From the records below, pull each line that has "title".

(Items from a dataset)
--- START ---

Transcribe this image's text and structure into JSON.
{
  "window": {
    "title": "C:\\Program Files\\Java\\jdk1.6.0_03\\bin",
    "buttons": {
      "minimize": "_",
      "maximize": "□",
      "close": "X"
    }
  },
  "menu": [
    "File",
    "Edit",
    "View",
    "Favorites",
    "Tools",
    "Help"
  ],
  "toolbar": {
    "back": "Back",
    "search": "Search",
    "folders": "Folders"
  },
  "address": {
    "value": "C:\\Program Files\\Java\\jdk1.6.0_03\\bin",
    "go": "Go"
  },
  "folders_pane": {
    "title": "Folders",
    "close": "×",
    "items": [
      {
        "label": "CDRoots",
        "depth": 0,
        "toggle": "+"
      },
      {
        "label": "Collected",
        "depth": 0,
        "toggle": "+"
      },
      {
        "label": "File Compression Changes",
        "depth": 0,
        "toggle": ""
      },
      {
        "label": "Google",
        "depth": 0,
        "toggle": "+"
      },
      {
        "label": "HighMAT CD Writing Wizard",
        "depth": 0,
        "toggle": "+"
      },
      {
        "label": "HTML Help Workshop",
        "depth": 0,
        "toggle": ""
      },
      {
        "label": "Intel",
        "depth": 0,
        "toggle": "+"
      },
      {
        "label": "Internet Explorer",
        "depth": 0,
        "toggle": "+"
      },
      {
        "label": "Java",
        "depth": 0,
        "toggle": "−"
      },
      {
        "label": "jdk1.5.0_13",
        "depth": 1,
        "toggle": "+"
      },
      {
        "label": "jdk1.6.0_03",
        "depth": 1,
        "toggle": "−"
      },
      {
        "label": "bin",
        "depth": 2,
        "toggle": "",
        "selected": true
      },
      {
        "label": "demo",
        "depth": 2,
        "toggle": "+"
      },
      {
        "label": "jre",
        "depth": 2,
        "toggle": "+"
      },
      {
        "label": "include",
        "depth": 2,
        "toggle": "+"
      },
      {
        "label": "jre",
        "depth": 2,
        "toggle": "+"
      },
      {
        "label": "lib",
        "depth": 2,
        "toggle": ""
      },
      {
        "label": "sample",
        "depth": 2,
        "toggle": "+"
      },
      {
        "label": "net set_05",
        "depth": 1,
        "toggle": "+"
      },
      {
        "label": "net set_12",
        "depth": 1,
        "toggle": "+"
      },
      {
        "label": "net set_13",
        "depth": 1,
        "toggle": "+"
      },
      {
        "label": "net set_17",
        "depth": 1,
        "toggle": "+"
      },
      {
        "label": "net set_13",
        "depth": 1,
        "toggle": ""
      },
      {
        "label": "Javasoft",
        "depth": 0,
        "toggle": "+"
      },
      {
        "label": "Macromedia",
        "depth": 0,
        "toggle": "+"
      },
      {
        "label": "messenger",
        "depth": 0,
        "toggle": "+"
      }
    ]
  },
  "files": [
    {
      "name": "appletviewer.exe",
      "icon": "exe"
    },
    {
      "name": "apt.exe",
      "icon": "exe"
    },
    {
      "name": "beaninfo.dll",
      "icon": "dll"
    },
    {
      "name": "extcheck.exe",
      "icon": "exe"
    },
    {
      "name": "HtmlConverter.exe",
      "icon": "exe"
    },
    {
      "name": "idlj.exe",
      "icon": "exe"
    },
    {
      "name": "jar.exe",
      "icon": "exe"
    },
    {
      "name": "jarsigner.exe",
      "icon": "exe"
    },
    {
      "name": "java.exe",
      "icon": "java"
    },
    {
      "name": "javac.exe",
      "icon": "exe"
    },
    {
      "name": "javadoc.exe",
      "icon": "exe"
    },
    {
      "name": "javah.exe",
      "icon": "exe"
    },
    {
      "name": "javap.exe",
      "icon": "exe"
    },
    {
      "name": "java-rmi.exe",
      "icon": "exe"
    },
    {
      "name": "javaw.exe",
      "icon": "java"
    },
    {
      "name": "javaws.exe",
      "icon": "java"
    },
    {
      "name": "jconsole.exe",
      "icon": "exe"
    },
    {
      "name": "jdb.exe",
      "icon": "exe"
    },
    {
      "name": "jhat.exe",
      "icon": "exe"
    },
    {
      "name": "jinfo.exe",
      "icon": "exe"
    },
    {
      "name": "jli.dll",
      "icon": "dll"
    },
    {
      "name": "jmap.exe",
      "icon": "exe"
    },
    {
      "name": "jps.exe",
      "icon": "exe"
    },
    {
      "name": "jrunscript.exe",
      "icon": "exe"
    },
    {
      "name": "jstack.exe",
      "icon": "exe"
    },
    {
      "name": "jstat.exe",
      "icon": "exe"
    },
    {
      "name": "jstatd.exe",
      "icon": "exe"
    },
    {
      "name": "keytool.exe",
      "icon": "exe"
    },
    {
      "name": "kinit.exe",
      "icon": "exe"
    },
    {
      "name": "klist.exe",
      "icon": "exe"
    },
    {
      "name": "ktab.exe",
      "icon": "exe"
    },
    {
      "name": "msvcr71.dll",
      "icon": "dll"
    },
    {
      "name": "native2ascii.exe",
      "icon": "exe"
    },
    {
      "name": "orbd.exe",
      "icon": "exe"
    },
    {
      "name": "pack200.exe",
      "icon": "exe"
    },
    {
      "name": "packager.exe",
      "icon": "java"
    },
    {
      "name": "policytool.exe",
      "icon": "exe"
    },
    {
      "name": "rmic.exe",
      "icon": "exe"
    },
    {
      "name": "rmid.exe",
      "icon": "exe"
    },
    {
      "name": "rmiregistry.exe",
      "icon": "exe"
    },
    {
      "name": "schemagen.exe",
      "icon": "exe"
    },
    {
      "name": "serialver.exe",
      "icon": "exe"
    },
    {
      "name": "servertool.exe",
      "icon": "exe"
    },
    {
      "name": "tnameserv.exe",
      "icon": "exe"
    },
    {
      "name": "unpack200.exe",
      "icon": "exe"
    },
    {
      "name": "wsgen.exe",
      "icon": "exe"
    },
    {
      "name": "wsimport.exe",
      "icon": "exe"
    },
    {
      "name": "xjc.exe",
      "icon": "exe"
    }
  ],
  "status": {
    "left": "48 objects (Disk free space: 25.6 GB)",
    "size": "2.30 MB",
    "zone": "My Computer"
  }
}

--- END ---

** WRITTEN REPLY **
    "title": "C:\\Program Files\\Java\\jdk1.6.0_03\\bin",
    "title": "Folders",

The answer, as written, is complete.